Incoming general manager Dave Gettleman finds himself in a salary cap crunch. Along with the obvious big name moves, smaller adjustments will need to be made. In this capacity fullback Mike Tolbert goes under the microscope -- can the Panthers afford to keep him?
Carolina signed Mike Tolbert last year in a two-fold effort: Firstly, it allowed the offense to gain a dynamic player who had history in the offense. Secondly, it was an insurance policy for Jonathan Stewart -- should the running back leave for free agency. The structure of the contract gave the Panthers flexibility, and looking at the deal now, it's flexibility they'll likely use.
Mike Tolbert is set to make $1.0 million in 2013 -- but it's the additional $1.5 million in the form of an option bonus that could be a sticking point. It pushes his cap figure to $3.42 million. The cost to the team if he's cut: $1.2 million, which could be reduced to $600,000 over the next two years.
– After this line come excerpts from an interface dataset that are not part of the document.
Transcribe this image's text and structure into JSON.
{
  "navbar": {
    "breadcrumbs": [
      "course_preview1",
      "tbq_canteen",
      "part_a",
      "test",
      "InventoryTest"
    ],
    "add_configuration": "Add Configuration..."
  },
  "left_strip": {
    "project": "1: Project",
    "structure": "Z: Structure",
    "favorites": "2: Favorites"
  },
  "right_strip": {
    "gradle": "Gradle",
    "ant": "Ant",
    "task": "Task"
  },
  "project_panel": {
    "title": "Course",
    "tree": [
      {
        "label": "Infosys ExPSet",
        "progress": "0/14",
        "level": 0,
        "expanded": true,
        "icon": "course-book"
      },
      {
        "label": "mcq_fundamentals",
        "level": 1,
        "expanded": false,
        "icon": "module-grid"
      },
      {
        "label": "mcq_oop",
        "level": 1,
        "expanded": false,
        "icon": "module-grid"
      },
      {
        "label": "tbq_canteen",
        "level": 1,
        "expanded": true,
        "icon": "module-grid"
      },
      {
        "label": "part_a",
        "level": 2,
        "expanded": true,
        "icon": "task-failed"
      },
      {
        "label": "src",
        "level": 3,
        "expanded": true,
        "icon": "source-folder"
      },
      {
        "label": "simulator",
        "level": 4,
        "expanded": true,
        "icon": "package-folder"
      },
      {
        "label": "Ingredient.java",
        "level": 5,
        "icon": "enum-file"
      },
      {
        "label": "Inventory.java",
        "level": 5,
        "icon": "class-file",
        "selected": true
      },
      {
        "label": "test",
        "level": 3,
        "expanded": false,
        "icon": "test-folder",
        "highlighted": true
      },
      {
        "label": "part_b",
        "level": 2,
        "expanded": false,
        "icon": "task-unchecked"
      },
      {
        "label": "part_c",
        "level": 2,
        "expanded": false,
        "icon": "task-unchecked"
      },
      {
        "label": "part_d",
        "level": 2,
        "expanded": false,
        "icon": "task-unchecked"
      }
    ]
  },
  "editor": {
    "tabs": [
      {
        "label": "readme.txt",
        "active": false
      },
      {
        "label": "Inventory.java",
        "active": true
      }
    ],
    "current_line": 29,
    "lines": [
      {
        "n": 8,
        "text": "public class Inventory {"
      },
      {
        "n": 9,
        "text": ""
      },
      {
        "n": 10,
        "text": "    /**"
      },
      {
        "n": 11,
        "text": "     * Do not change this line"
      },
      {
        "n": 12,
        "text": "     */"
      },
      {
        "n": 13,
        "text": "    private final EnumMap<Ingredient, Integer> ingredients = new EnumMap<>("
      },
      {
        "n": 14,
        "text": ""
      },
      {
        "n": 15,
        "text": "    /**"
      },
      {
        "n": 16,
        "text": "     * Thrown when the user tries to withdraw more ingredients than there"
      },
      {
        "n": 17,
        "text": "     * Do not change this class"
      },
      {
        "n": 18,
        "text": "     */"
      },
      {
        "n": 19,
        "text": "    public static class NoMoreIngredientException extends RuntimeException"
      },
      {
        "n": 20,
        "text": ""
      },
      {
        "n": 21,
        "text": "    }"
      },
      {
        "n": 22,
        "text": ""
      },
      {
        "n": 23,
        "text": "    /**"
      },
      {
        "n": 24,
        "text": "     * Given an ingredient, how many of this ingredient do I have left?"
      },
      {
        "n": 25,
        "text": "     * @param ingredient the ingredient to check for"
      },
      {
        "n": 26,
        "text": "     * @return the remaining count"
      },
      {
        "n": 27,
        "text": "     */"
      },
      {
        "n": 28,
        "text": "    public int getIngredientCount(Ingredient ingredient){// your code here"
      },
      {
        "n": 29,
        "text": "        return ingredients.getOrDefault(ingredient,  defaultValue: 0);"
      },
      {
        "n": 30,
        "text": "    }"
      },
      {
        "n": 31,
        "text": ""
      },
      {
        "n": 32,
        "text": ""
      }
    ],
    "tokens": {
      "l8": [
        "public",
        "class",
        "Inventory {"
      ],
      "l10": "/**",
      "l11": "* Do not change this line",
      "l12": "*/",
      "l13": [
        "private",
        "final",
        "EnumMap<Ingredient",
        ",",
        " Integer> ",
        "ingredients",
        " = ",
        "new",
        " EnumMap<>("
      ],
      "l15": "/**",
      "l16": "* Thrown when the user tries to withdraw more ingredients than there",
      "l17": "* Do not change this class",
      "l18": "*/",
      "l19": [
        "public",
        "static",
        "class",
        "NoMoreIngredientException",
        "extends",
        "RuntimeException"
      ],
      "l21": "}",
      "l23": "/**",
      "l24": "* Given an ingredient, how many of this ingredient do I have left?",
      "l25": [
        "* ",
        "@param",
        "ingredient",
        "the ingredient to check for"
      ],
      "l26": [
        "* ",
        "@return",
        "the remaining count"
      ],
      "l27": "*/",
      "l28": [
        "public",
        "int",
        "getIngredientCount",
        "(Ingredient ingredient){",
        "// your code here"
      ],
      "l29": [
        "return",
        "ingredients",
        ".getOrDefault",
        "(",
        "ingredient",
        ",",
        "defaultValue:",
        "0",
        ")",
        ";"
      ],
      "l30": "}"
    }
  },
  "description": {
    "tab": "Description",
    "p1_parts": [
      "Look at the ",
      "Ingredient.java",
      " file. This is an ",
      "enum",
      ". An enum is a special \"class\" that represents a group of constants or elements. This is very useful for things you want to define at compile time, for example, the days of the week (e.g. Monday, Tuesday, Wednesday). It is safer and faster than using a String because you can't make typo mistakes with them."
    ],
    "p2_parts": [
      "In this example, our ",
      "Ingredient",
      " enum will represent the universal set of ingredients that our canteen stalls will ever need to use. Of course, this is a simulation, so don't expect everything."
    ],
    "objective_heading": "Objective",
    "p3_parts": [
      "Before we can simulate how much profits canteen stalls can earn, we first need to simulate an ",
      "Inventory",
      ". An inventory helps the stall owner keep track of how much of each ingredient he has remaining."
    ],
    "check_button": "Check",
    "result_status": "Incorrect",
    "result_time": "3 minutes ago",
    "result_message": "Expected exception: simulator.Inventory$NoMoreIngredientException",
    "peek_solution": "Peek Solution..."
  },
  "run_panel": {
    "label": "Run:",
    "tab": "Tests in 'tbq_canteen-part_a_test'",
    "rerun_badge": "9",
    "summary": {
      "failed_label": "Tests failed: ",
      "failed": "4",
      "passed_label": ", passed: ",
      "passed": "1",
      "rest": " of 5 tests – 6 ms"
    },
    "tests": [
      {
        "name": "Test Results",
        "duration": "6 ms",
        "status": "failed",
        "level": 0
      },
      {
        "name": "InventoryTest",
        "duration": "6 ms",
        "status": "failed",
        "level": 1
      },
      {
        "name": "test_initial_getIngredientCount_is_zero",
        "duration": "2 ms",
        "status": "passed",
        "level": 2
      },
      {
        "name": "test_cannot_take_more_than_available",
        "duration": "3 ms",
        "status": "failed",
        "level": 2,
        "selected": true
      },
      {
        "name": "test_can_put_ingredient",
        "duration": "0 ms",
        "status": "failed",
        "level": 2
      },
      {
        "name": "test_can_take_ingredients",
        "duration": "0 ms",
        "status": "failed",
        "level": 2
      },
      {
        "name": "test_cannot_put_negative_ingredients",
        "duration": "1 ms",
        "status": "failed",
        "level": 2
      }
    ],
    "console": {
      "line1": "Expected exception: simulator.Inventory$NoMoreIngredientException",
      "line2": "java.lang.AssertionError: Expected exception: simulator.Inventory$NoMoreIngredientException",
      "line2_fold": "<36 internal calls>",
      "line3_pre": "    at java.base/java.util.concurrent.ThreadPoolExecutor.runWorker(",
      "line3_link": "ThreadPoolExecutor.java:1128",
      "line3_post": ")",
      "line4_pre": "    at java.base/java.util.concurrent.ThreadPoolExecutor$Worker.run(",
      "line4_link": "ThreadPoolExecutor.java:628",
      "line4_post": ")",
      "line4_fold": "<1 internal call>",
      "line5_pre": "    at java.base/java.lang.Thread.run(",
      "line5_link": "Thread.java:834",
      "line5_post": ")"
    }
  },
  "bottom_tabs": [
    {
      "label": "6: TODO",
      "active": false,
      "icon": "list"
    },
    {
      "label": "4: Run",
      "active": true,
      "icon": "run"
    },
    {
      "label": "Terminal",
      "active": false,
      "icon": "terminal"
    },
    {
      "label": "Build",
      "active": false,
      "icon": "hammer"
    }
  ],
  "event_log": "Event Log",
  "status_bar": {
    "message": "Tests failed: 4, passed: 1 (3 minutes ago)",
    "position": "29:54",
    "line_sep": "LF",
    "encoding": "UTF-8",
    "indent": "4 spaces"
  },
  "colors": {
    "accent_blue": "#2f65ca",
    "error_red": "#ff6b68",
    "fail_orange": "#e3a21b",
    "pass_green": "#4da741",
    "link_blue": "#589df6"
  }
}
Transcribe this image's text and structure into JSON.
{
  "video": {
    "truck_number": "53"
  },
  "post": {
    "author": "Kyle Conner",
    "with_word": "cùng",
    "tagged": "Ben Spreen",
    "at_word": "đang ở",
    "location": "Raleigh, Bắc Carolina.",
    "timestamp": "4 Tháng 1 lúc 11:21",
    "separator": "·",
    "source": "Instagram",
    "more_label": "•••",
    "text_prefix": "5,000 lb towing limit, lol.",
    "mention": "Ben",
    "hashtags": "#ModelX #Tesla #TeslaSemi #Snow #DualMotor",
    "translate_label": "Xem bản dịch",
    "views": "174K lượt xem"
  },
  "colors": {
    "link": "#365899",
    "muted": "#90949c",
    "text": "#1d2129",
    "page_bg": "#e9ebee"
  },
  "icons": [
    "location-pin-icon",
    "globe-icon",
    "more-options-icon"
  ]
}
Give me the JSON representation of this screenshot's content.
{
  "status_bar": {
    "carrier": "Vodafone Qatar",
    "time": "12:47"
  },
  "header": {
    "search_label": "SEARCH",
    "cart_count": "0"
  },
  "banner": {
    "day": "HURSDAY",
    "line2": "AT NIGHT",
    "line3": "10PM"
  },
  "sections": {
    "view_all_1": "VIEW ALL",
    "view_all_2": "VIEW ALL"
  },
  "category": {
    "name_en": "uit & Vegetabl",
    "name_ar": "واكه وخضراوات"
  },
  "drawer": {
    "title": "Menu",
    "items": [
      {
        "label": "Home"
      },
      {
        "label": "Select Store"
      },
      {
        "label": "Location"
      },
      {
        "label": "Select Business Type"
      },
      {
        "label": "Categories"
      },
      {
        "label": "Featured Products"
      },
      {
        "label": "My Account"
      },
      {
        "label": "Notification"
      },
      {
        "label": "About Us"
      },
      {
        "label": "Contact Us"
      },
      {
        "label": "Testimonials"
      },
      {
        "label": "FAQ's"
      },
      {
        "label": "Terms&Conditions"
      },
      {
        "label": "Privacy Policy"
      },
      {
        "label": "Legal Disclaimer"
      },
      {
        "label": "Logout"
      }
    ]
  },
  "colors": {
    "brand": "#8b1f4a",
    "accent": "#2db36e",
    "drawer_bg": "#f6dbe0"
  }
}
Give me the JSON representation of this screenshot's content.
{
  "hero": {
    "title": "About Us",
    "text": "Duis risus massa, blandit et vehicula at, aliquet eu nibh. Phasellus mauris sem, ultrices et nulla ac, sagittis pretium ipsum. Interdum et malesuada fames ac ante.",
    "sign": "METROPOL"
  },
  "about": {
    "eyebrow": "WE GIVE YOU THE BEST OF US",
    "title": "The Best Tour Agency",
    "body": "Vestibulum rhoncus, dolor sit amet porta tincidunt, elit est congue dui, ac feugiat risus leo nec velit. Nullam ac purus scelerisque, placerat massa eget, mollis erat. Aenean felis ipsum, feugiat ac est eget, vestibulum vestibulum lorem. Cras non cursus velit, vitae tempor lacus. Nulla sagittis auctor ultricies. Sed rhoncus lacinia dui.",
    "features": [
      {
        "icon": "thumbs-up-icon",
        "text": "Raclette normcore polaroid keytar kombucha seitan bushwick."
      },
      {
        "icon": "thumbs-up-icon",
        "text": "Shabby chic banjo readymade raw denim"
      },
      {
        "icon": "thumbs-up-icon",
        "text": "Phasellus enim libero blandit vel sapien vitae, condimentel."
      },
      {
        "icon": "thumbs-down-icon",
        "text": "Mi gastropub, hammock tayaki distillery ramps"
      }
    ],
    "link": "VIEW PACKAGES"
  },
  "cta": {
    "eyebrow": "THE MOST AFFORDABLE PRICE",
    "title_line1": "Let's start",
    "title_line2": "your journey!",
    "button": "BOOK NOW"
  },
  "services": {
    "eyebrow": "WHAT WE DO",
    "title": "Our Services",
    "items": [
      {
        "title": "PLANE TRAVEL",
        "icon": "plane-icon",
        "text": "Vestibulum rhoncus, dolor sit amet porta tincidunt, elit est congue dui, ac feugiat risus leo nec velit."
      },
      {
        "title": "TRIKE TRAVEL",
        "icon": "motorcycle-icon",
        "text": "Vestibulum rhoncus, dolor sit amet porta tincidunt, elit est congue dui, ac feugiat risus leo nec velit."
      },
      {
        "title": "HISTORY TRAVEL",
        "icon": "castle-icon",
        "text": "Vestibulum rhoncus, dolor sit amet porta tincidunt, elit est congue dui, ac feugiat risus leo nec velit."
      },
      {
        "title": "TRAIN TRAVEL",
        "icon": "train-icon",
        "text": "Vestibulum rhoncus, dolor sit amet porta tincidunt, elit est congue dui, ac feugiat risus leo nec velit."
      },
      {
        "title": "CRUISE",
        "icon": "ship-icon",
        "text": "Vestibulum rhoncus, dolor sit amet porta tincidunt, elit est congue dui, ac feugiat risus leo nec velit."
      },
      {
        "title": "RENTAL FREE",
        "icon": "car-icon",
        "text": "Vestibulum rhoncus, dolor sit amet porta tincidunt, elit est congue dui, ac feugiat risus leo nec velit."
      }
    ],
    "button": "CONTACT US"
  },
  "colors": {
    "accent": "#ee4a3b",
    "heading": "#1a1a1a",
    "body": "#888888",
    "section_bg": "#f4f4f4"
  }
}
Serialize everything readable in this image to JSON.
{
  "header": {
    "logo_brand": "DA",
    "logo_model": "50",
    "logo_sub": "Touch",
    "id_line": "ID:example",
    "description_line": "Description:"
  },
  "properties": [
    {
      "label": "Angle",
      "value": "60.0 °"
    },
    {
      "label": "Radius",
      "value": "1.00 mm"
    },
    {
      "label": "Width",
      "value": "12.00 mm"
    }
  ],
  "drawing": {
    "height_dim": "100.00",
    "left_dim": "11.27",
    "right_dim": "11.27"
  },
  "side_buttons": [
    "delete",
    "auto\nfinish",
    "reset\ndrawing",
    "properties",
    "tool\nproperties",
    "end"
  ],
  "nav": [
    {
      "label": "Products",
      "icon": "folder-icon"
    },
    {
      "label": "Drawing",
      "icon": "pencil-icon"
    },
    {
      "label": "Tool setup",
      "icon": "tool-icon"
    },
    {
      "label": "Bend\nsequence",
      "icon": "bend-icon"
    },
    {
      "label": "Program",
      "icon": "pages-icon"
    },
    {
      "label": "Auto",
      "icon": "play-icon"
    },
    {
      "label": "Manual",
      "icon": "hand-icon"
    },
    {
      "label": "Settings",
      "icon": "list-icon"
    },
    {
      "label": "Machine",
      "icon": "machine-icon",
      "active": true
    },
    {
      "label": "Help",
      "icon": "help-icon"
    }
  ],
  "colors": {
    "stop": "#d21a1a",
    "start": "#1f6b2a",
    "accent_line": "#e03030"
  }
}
There's no doubt he's talented, but outside of Ron Chudzinski's offense the flexibility of an offensive fullback is a luxury, not a necessity. Carolina locked up Jonathan Stewart, and when everyone is healthy Mike Tolbert becomes the Panthers' forth rushing option.
Dave Gettleman has a choice to try an push a restructure, locking him up long term -- or erasing almost $3.5 million from the cap. It's not a lot of money across the 53 man roster, but it's significant for a fullback. It remains to be seen what a new offensive coordinator has planned for the team, but one of the NFL's highest paid fullbacks in 2013 is a luxury a team with cap issues doesn't have.